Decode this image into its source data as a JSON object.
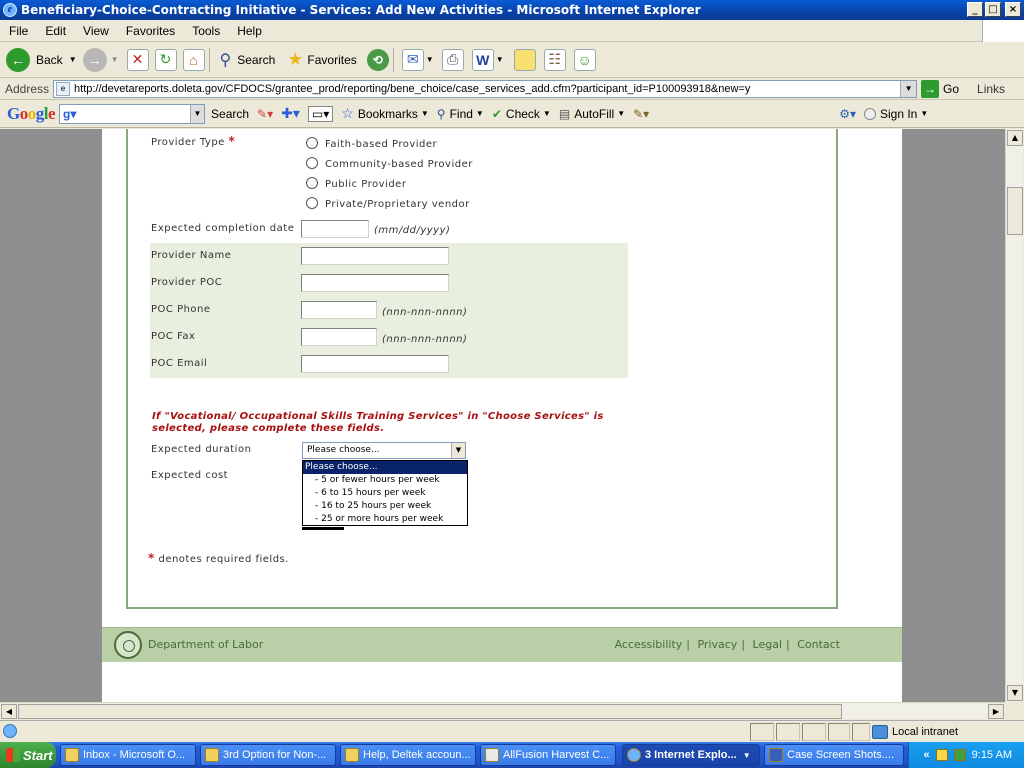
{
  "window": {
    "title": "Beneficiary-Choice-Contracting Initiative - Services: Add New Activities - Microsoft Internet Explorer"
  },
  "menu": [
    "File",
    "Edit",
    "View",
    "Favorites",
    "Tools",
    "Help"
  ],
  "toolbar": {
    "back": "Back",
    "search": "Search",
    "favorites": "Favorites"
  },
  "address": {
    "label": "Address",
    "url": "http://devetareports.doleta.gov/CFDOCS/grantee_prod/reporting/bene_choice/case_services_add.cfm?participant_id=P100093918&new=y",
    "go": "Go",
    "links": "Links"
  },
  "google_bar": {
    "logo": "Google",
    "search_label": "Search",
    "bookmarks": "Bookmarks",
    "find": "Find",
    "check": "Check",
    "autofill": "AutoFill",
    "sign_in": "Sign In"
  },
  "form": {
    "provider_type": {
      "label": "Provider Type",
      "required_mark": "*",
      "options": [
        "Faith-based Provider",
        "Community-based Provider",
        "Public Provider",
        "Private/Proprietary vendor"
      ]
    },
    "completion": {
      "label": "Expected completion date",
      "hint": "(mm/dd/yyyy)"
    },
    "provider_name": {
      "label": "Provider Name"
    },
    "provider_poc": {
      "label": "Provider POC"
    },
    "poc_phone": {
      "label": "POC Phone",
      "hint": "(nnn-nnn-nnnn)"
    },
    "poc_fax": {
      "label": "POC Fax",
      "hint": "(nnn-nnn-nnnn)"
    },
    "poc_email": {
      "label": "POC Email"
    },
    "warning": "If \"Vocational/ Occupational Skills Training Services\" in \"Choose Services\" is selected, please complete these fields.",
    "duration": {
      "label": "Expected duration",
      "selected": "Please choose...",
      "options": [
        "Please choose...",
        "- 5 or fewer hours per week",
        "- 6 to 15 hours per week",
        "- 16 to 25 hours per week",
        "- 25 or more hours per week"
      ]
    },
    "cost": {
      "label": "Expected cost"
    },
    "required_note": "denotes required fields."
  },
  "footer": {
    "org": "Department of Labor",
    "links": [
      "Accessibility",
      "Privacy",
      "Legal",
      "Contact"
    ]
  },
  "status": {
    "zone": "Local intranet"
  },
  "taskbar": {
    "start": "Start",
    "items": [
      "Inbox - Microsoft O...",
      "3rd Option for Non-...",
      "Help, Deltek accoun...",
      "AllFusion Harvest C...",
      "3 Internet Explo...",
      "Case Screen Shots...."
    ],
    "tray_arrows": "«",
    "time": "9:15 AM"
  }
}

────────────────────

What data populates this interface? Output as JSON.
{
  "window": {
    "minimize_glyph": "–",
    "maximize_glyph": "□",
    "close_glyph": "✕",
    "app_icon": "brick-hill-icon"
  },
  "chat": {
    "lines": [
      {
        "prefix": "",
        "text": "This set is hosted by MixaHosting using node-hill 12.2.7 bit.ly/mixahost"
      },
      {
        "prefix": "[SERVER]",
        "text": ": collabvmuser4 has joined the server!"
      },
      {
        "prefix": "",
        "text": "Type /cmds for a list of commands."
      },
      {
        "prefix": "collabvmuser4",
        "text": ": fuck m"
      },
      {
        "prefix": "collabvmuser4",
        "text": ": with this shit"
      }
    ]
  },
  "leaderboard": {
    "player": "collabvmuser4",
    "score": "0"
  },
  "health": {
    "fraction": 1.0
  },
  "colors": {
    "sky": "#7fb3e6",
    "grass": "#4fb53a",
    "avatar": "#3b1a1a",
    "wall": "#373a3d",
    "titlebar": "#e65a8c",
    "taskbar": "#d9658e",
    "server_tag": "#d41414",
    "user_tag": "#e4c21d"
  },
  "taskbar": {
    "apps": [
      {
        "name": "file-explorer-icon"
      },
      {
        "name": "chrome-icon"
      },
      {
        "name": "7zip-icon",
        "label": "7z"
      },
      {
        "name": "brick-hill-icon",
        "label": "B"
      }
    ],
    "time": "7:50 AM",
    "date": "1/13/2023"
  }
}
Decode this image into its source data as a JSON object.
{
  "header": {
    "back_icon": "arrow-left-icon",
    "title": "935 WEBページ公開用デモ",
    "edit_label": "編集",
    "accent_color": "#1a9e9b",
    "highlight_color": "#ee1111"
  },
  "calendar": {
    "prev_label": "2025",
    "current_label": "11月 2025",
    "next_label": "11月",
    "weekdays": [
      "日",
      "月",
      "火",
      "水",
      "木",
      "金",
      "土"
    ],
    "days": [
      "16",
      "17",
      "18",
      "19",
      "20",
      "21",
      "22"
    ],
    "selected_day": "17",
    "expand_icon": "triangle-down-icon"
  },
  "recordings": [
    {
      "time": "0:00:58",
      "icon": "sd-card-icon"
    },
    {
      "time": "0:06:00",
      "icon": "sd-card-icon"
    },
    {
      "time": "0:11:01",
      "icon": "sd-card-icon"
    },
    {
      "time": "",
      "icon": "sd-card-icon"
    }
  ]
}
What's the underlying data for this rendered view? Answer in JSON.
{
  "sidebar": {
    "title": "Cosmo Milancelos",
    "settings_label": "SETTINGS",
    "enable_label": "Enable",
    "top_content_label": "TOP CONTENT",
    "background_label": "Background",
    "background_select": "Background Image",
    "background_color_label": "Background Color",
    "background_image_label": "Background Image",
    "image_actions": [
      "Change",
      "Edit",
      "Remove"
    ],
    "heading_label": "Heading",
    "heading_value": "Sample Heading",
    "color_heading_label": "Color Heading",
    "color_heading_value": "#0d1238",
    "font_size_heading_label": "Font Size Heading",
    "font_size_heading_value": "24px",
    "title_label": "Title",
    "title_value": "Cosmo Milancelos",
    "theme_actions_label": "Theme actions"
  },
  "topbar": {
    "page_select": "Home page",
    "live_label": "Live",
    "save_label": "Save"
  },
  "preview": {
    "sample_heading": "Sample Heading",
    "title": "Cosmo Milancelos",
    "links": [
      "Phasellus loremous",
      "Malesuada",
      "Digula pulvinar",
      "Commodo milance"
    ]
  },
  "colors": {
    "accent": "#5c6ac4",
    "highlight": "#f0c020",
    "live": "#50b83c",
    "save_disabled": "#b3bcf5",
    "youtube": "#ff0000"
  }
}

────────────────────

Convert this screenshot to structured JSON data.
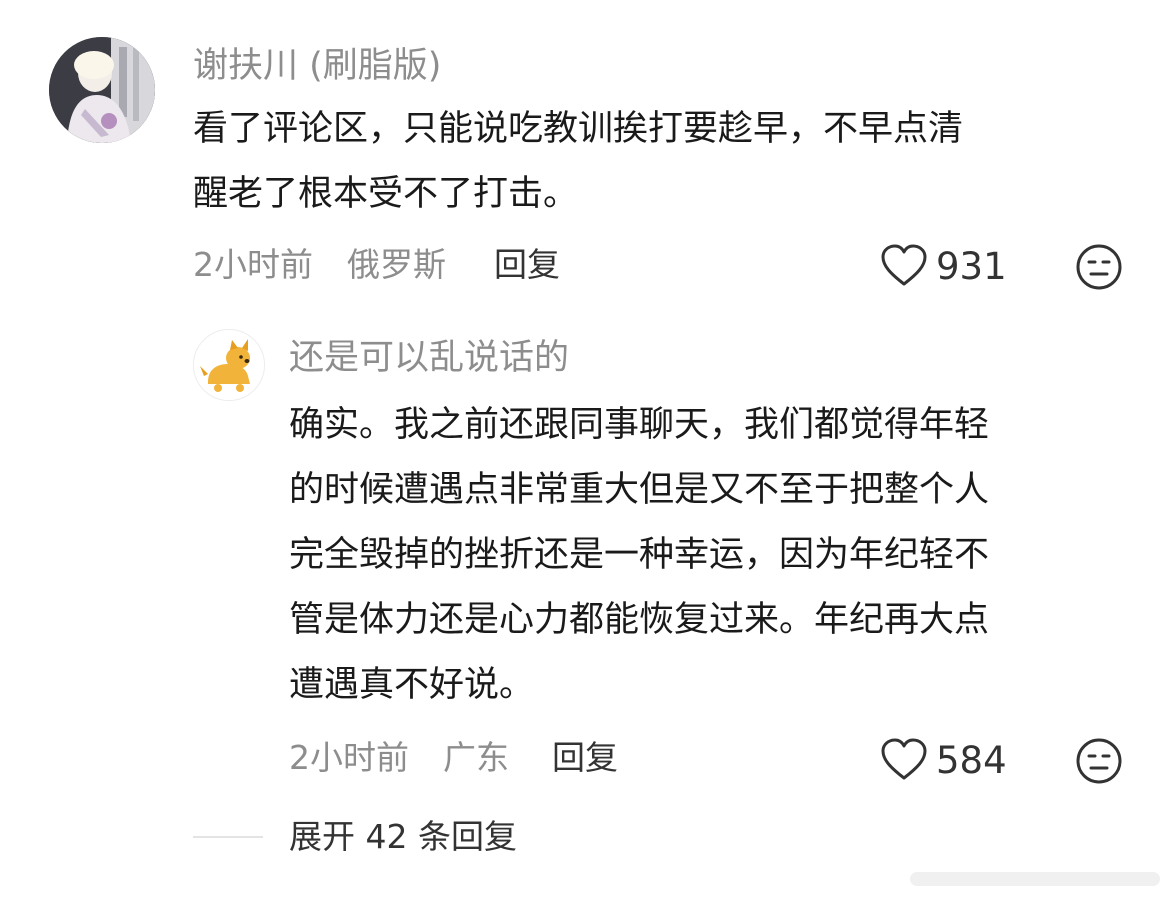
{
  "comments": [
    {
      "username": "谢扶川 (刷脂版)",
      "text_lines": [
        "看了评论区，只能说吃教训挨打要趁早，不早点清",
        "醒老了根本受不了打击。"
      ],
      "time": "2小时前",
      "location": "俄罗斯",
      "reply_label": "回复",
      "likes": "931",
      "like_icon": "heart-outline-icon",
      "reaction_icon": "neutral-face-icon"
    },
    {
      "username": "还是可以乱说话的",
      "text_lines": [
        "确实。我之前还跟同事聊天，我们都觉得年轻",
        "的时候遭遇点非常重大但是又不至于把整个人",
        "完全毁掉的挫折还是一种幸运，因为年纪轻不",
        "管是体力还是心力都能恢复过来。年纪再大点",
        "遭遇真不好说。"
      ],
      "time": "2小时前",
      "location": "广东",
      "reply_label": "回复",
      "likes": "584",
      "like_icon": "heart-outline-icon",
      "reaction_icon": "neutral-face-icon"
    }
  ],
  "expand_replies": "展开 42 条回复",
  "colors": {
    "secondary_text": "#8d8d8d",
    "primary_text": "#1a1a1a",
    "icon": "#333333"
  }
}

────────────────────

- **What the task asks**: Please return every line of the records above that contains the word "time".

- **Task result**:
    "time": "9:15 AM"
    "time": "7:50 AM",
      "time": "0:00:58",
      "time": "0:06:00",
      "time": "0:11:01",
      "time": "",
      "time": "2小时前",
      "time": "2小时前",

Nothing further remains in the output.